Ismail had to go into camp hoping the Jaguars would not discover the injury.
“I was trying to hide it. I was telling myself I was just going to rehab it and play with the pain and just grind this thing out. I didn’t care, I was just on a mission to prove that I was better than what the NFL had at the time."
Ismail said the Jaguars ended up discovering the tear, ending his opportunity to compete for a spot on the roster.
While that was disappointing, Ismail said he finally felt content about what he accomplished in his football life, as he overcame several obstacles to finally get a call from another NFL team.
“I did everything I possibly could to be the best that I possibly could,” Ismail said. “I did it. That wasn’t the goal, but it was one of them. I could lay that dream to rest easily because I knew I did everything I could."
Ismail’s coaching philosophy
After the book closed on Ismail’s playing career, it was time for him to open another chapter in his football career.
In 2014, Ismail started his coaching career in the IFL with assistant roles. He spent time with the Cedar Rapids Titans, Tri-Cities Fever and the Spokane Empire before landing his first head coaching job with the Bloomington Edge in 2017.
That season, he led the Edge to a 7-6 record and a berth in the Champion Indoor Football League playoffs.
Ismail used that as a stepping stone to move on to the National Arena League and become the head coach of the Massachusetts Pirates, where Ismail led them to an 11-6 record and won NAL Coach of the Year.

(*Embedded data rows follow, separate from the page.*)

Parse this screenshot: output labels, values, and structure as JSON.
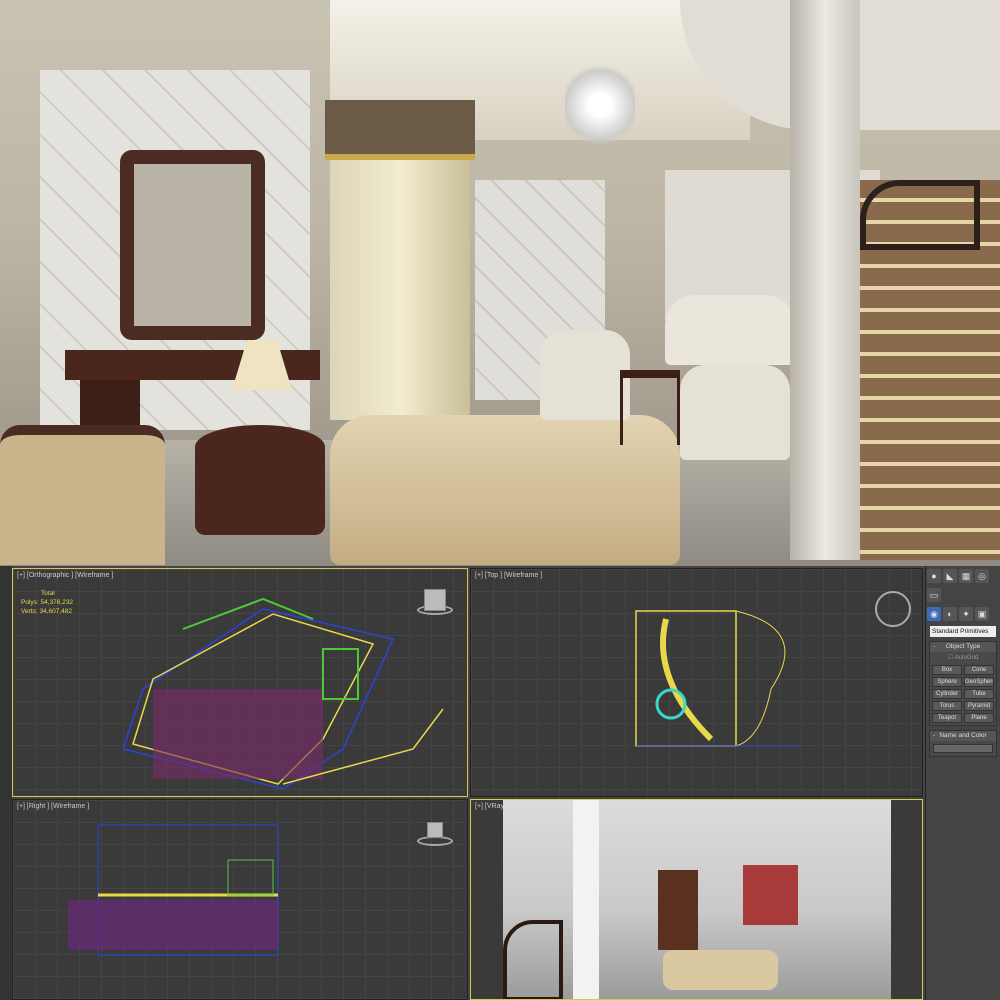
{
  "viewports": [
    {
      "label": "[+] [Orthographic ] [Wireframe ]",
      "stats": {
        "title": "Total",
        "polys_label": "Polys:",
        "polys": "54,376,232",
        "verts_label": "Verts:",
        "verts": "34,607,482"
      }
    },
    {
      "label": "[+] [Top ] [Wireframe ]"
    },
    {
      "label": "[+] [Right ] [Wireframe ]"
    },
    {
      "label": "[+] [VRayPhysicalCamera ] [Realistic ]"
    }
  ],
  "command_panel": {
    "category": "Standard Primitives",
    "object_type": {
      "title": "Object Type",
      "autogrid": "AutoGrid",
      "buttons": [
        "Box",
        "Cone",
        "Sphere",
        "GeoSphere",
        "Cylinder",
        "Tube",
        "Torus",
        "Pyramid",
        "Teapot",
        "Plane"
      ]
    },
    "name_color": {
      "title": "Name and Color"
    }
  },
  "colors": {
    "active_border": "#d6c84a",
    "stats_text": "#e8d84a",
    "wire_yellow": "#e8d84a",
    "wire_blue": "#2a44d8",
    "wire_green": "#4ec83a"
  }
}
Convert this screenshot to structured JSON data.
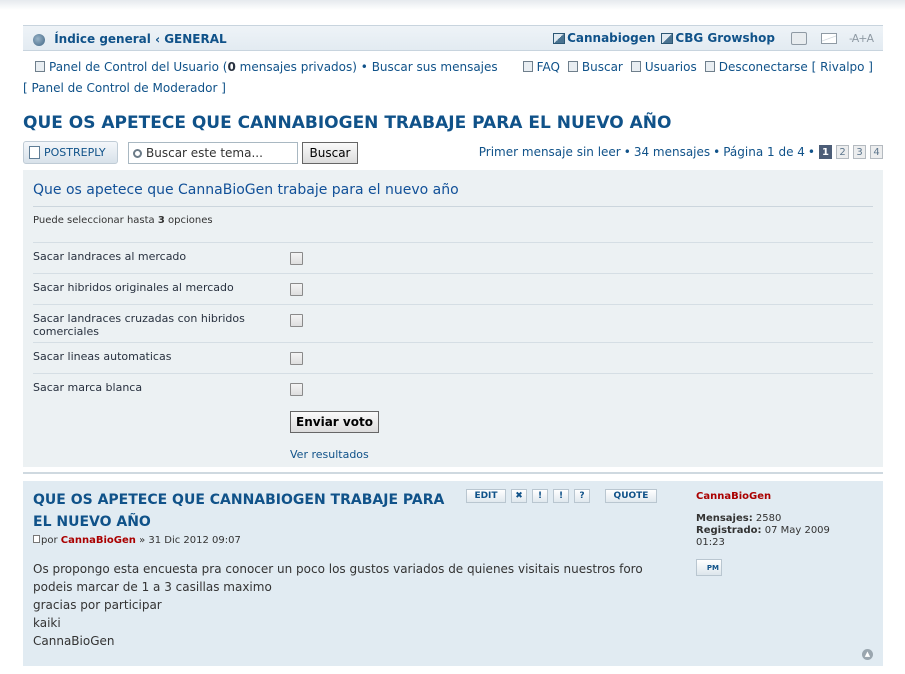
{
  "breadcrumb": {
    "home": "Índice general",
    "separator": "‹",
    "forum": "GENERAL"
  },
  "header_links": {
    "link1": "Cannabiogen",
    "link2": "CBG Growshop",
    "font_size": "-A+A"
  },
  "user_nav": {
    "ucp_label": "Panel de Control del Usuario (",
    "pm_count": "0",
    "pm_suffix": "mensajes privados)",
    "bullet": "•",
    "search_own": "Buscar sus mensajes",
    "faq": "FAQ",
    "search": "Buscar",
    "users": "Usuarios",
    "logout": "Desconectarse [ Rivalpo ]",
    "mcp": "[ Panel de Control de Moderador ]"
  },
  "topic": {
    "title": "QUE OS APETECE QUE CANNABIOGEN TRABAJE PARA EL NUEVO AÑO"
  },
  "actionbar": {
    "post_reply": "POSTREPLY",
    "search_placeholder": "Buscar este tema...",
    "search_button": "Buscar",
    "first_unread": "Primer mensaje sin leer",
    "count_text": "34 mensajes",
    "page_text": "Página 1 de 4",
    "pages": [
      "1",
      "2",
      "3",
      "4"
    ],
    "bullet": "•"
  },
  "poll": {
    "title": "Que os apetece que CannaBioGen trabaje para el nuevo año",
    "note_prefix": "Puede seleccionar hasta",
    "note_count": "3",
    "note_suffix": "opciones",
    "options": [
      "Sacar landraces al mercado",
      "Sacar hibridos originales al mercado",
      "Sacar landraces cruzadas con hibridos comerciales",
      "Sacar lineas automaticas",
      "Sacar marca blanca"
    ],
    "vote_button": "Enviar voto",
    "results_link": "Ver resultados"
  },
  "post": {
    "title": "QUE OS APETECE QUE CANNABIOGEN TRABAJE PARA EL NUEVO AÑO",
    "buttons": {
      "edit": "EDIT",
      "delete": "✖",
      "report": "!",
      "info": "!",
      "warn": "?",
      "quote": "QUOTE"
    },
    "by": "por",
    "author": "CannaBioGen",
    "date": "» 31 Dic 2012 09:07",
    "lines": [
      "Os propongo esta encuesta pra conocer un poco los gustos variados de quienes visitais nuestros foro",
      "podeis marcar de 1 a 3 casillas maximo",
      "gracias por participar",
      "kaiki",
      "CannaBioGen"
    ],
    "profile": {
      "username": "CannaBioGen",
      "posts_label": "Mensajes:",
      "posts_value": "2580",
      "reg_label": "Registrado:",
      "reg_value": "07 May 2009 01:23",
      "pm": "PM"
    }
  }
}
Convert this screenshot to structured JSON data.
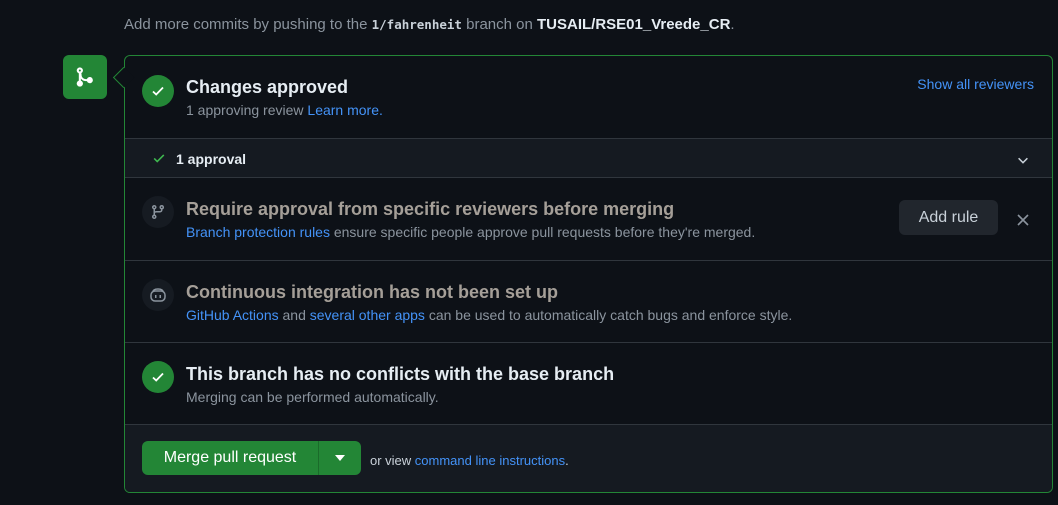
{
  "header_note": {
    "prefix": "Add more commits by pushing to the ",
    "branch": "1/fahrenheit",
    "middle": " branch on ",
    "repo": "TUSAIL/RSE01_Vreede_CR",
    "suffix": "."
  },
  "approved": {
    "title": "Changes approved",
    "subtitle": "1 approving review ",
    "learn_more": "Learn more.",
    "show_all": "Show all reviewers",
    "approvals_label": "1 approval"
  },
  "require": {
    "title": "Require approval from specific reviewers before merging",
    "link": "Branch protection rules",
    "text": " ensure specific people approve pull requests before they're merged.",
    "add_rule": "Add rule"
  },
  "ci": {
    "title": "Continuous integration has not been set up",
    "link1": "GitHub Actions",
    "and": " and ",
    "link2": "several other apps",
    "text": " can be used to automatically catch bugs and enforce style."
  },
  "conflicts": {
    "title": "This branch has no conflicts with the base branch",
    "subtitle": "Merging can be performed automatically."
  },
  "merge": {
    "button": "Merge pull request",
    "or_view": "or view ",
    "cli_link": "command line instructions",
    "suffix": "."
  },
  "colors": {
    "success": "#238636",
    "link": "#4493f8",
    "background": "#0d1117"
  }
}
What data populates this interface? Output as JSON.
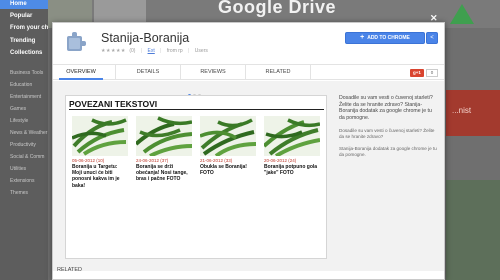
{
  "store": {
    "nav": [
      {
        "label": "Home",
        "bold": true
      },
      {
        "label": "Popular",
        "bold": true
      },
      {
        "label": "From your ch",
        "bold": true
      },
      {
        "label": "Trending",
        "bold": true
      },
      {
        "label": "Collections",
        "bold": true
      }
    ],
    "categories": [
      "Business Tools",
      "Education",
      "Entertainment",
      "Games",
      "Lifestyle",
      "News & Weather",
      "Productivity",
      "Social & Comm",
      "Utilities",
      "Extensions",
      "Themes"
    ],
    "banner_title": "Google Drive",
    "right_tile_label": "...nist"
  },
  "app": {
    "title": "Stanija-Boranija",
    "stars": "★★★★★",
    "rating_count": "(0)",
    "category_link": "Ext",
    "offered_by": "from rp",
    "users": "Users",
    "add_button": "ADD TO CHROME",
    "share_icon": "share-icon",
    "close_icon": "close-icon"
  },
  "tabs": [
    {
      "label": "OVERVIEW",
      "active": true
    },
    {
      "label": "DETAILS",
      "active": false
    },
    {
      "label": "REVIEWS",
      "active": false
    },
    {
      "label": "RELATED",
      "active": false
    }
  ],
  "gplus": {
    "label": "g+1",
    "count": "0"
  },
  "screenshot": {
    "heading": "POVEZANI TEKSTOVI",
    "cards": [
      {
        "date": "05-06-2012 (10)",
        "title": "Boranija u Targetu: Moji unuci će biti ponosni kakva im je baka!"
      },
      {
        "date": "24-06-2012 (37)",
        "title": "Boranija se drži obećanja! Nosi tange, bras i pačne FOTO"
      },
      {
        "date": "21-06-2012 (33)",
        "title": "Obukla se Boranija! FOTO"
      },
      {
        "date": "20-06-2012 (24)",
        "title": "Boranija potpuno gola \"jake\" FOTO"
      }
    ]
  },
  "description": {
    "main": "Dosadile su vam vesti o čuvenoj starleti? Želite da se hranite zdravo? Stanija-Boranija dodatak za google chrome je tu da pomogne.",
    "sub1": "Dosadile su vam vesti o čuvenoj starleti? Želite da se hranite zdravo?",
    "sub2": "Stanija-Boranija dodatak za google chrome je tu da pomogne."
  },
  "related_label": "RELATED",
  "colors": {
    "accent": "#4a84e8",
    "gplus": "#d9442f",
    "date_red": "#c0392b"
  }
}
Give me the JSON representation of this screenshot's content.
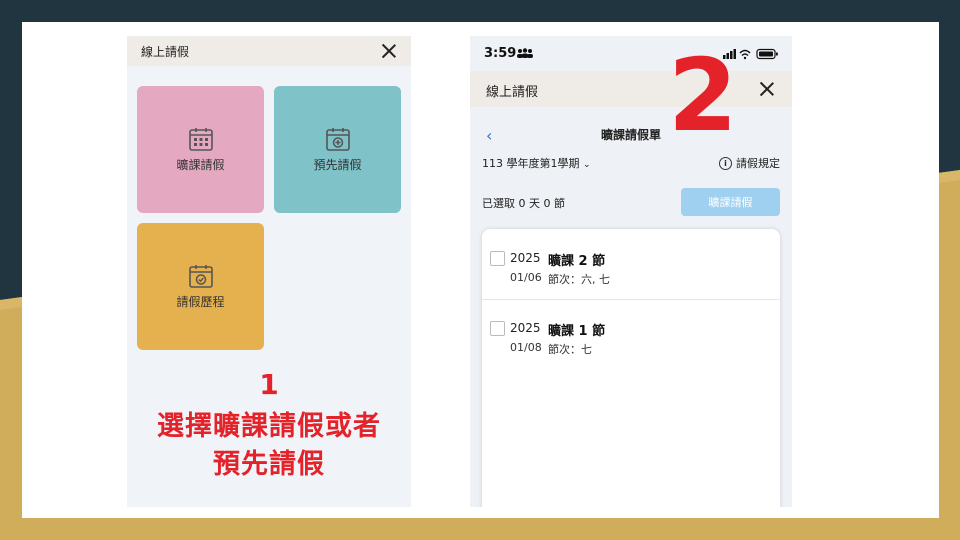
{
  "left_phone": {
    "header_title": "線上請假",
    "tiles": [
      {
        "label": "曠課請假",
        "color": "#e4a9c1"
      },
      {
        "label": "預先請假",
        "color": "#7fc2c8"
      },
      {
        "label": "請假歷程",
        "color": "#e5b14e"
      }
    ],
    "annotation_number": "1",
    "annotation_line1": "選擇曠課請假或者",
    "annotation_line2": "預先請假"
  },
  "right_phone": {
    "status_time": "3:59",
    "header_title": "線上請假",
    "annotation_number": "2",
    "page_title": "曠課請假單",
    "semester": "113 學年度第1學期",
    "rules_label": "請假規定",
    "selected_text": "已選取 0 天 0 節",
    "submit_label": "曠課請假",
    "items": [
      {
        "year": "2025",
        "title": "曠課 2 節",
        "date": "01/06",
        "periods": "節次：六, 七"
      },
      {
        "year": "2025",
        "title": "曠課 1 節",
        "date": "01/08",
        "periods": "節次：七"
      }
    ]
  },
  "colors": {
    "annotation": "#e3222a",
    "link": "#2f74c0",
    "submit_disabled": "#9fd0ef"
  }
}
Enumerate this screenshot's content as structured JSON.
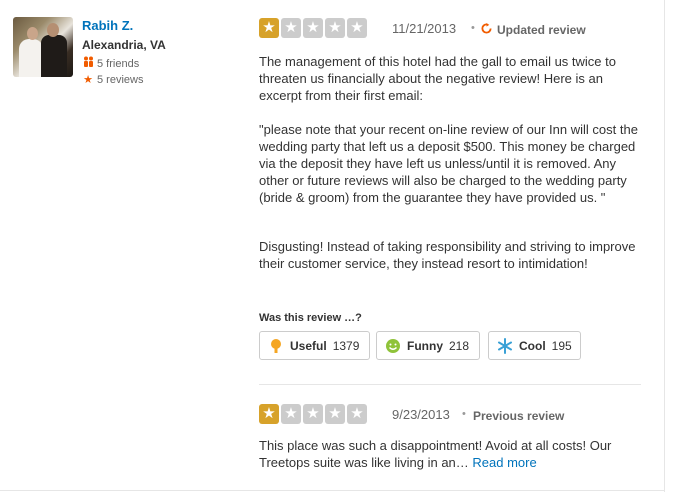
{
  "user": {
    "name": "Rabih Z.",
    "location": "Alexandria, VA",
    "friends": "5 friends",
    "reviews": "5 reviews"
  },
  "review": {
    "rating": 1,
    "date": "11/21/2013",
    "status": "Updated review",
    "paragraphs": [
      "The management of this hotel had the gall to email us twice to threaten us financially about the negative review! Here is an excerpt from their first email:",
      "\"please note that your recent on-line review of our Inn will cost the wedding party that left us a deposit $500.  This money be charged via  the deposit they have left us unless/until it is removed.  Any other or future reviews will also be charged to the wedding party (bride & groom) from the guarantee they have provided us. \"",
      "Disgusting! Instead of taking responsibility and striving to improve their customer service, they instead resort to intimidation!"
    ]
  },
  "votes": {
    "question": "Was this review …?",
    "useful": {
      "label": "Useful",
      "count": "1379",
      "icon": "lightbulb-icon"
    },
    "funny": {
      "label": "Funny",
      "count": "218",
      "icon": "smiley-icon"
    },
    "cool": {
      "label": "Cool",
      "count": "195",
      "icon": "snowflake-icon"
    }
  },
  "previous": {
    "rating": 1,
    "date": "9/23/2013",
    "status": "Previous review",
    "text": "This place was such a disappointment! Avoid at all costs! Our Treetops suite was like living in an…",
    "read_more": "Read more"
  },
  "colors": {
    "star_on": "#d7a22a",
    "star_off": "#cccccc",
    "link": "#0073bb",
    "accent": "#f15c00"
  }
}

Recently, Ismail was named the head coach of the Iowa Barnstomers of the IFL after returning home to coach linebackers at Albion College.
Ismail said he uses a lot of the lessons he learned throughout his life to shape his overlying coaching philosophy.
“My whole thing is leading with love,” Ismail said. “I think it is important to show your players and other coaches that you are providing them with what they need to be successful. Showing them that love and care is very important and providing that infectious enthusiasm, positive attitude and a strong work ethic.”
When Ismail is home in the Kalamazoo area, he said he tries to connect with and stay in touch with the current WMU football program.
In 2015, Ismail served on the WMU staff and said he volunteers a lot of his free time between coaching positions to attend Western meetings in practice, mostly on the defensive side of the ball with defensive coordinator Lou Esposito.
“Tim Lester and Jake Moreland were both assistants on the staff when I played,” Ismail said. “Great guys. Just trying to pick up new ideas and learn new things.”
Ismail, who has made stops at just about every place imaginable football wise, said there would be nothing like coming back home to help serve on the Broncos staff.
“It would be a dream come true to be able to coach at my alma mater again,” Ismail said.